I sit on another bench with several babies and see the nun approaching. She sits by my side. I think she understands my sadness. I sit quietly because I feel that knot in my stomach and fear the emotion that will follow when I speak. She breaks the silence with another explanation. There are so many babies and so little help. Only the ones that have to be held should be held. I still understand but I don’t like it. As we are talking Arias comes to my side. He tries to get me to pick him up. As the nun continues talking, Arias lays his head across my lap. She tells me about his life. Arias has been at the orphanage since he was a small baby. His mother abused him. She intentionally broke his leg, which explains the deformity and the scar. The orphanage is all he has known. It is hard to keep my composure. It’s hard to keep my composure now.
We helped the kids wash up for lunch. I followed them into the kitchen/dining area and helped with bibs. I said my goodbyes and flashed a smile at Arias. He smiled back. He probably understands.

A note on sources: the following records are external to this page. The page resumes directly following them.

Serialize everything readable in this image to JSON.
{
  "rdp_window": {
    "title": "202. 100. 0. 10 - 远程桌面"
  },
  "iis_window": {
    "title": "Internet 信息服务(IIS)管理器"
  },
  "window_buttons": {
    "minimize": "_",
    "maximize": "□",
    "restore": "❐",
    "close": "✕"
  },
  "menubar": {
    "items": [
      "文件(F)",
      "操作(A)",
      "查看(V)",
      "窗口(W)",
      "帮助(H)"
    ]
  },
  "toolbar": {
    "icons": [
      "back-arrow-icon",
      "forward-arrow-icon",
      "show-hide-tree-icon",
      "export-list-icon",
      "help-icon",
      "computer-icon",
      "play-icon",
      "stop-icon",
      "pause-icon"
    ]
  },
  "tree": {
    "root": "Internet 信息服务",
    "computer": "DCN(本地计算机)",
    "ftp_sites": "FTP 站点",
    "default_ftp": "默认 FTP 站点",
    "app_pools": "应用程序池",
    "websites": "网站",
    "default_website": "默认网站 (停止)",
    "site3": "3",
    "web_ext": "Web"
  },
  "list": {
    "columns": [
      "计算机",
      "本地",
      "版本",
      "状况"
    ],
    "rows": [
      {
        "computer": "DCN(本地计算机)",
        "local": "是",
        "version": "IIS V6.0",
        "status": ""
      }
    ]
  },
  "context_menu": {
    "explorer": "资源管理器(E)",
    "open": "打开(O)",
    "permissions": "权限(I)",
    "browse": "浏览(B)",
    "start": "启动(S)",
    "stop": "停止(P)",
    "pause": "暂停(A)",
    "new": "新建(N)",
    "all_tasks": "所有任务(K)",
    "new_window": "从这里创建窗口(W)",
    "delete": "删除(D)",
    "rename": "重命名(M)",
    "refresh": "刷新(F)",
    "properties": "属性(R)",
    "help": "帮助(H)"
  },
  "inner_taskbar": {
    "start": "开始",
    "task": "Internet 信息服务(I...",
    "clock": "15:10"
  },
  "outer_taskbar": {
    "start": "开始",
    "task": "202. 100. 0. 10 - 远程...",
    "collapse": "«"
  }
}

I found Kalie in with the babies. She has gotten close with a boy named Benedicto. We have already decided that we will be back for these boys.
The babies are getting ready to sleep. Kalie points out a one day old baby that had been dropped off the day before by a 16 year old mom. The mom brought the baby to the door and explained that her aunt thought she should kill the baby. The nuns said that this is a common solution here. At least the 16 year old knew better.
We left the orphanage with heavy hearts and the need for a lot of thinking. Reflection is a daily event, sometimes hourly. I will take more time for that today.
Today we went to Dulce Nombre. I picked a coffee bean straight off of a tree. I saw a gecko. I saw a beautiful town and talked to kind people. I took a million pictures. Here are a few…
The view looking out of a church door.
The view of the coffee plantation..it was beautiful
A black and white gecko (hard to see)
The streets of Dulce Nombre
Another view of the coffee farm. We hiked in through what we called the “Cafe Selva” or Coffee Jungle. It was a rough hike but well worth the effort. Probably my 2nd favorite day so far.
Tomorrow is our half way point. I miss my kids but I am enjoying my time. So much to do.